§ **What the task asks**: Using the data beneath, show every line that includes the word "网站年度访问量".

§ **Provided material**:
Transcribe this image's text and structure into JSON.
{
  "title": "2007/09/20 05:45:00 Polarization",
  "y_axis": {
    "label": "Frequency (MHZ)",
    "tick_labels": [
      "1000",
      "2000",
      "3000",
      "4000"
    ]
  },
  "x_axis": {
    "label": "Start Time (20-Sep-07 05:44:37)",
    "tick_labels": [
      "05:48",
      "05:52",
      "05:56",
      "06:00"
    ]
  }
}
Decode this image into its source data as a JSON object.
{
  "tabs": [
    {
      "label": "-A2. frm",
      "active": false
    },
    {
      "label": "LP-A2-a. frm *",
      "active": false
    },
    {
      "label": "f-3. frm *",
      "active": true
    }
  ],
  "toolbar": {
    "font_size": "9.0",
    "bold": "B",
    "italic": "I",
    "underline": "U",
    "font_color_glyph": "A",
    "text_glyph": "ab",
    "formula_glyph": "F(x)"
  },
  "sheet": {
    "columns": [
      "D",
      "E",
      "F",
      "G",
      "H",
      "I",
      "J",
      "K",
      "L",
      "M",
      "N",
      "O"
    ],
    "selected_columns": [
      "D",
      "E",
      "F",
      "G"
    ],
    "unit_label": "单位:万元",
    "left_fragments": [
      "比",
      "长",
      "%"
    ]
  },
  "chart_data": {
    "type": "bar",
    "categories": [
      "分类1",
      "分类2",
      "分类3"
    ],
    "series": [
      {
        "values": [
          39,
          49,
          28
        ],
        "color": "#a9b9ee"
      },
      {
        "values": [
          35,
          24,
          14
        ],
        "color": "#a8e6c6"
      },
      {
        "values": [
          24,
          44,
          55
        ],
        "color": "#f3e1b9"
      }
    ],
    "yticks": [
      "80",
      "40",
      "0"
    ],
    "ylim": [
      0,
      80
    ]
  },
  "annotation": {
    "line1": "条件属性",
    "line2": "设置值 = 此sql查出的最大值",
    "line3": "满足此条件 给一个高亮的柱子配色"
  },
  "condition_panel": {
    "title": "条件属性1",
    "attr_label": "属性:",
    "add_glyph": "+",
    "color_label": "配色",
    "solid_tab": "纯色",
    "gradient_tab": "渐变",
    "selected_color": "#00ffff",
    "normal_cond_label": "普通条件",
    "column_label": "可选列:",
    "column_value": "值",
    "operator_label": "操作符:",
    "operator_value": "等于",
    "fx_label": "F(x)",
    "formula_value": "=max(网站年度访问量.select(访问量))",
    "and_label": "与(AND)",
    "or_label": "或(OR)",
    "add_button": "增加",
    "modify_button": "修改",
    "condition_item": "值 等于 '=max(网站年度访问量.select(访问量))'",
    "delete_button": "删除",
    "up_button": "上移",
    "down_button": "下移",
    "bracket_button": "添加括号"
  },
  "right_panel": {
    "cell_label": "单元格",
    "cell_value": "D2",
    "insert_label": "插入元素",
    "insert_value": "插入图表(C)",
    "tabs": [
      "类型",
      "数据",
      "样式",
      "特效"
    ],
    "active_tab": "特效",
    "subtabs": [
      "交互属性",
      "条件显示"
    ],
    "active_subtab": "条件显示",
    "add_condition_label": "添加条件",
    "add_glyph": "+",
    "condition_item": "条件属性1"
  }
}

§ **Answer to this task**:
    "formula_value": "=max(网站年度访问量.select(访问量))",
    "condition_item": "值 等于 '=max(网站年度访问量.select(访问量))'",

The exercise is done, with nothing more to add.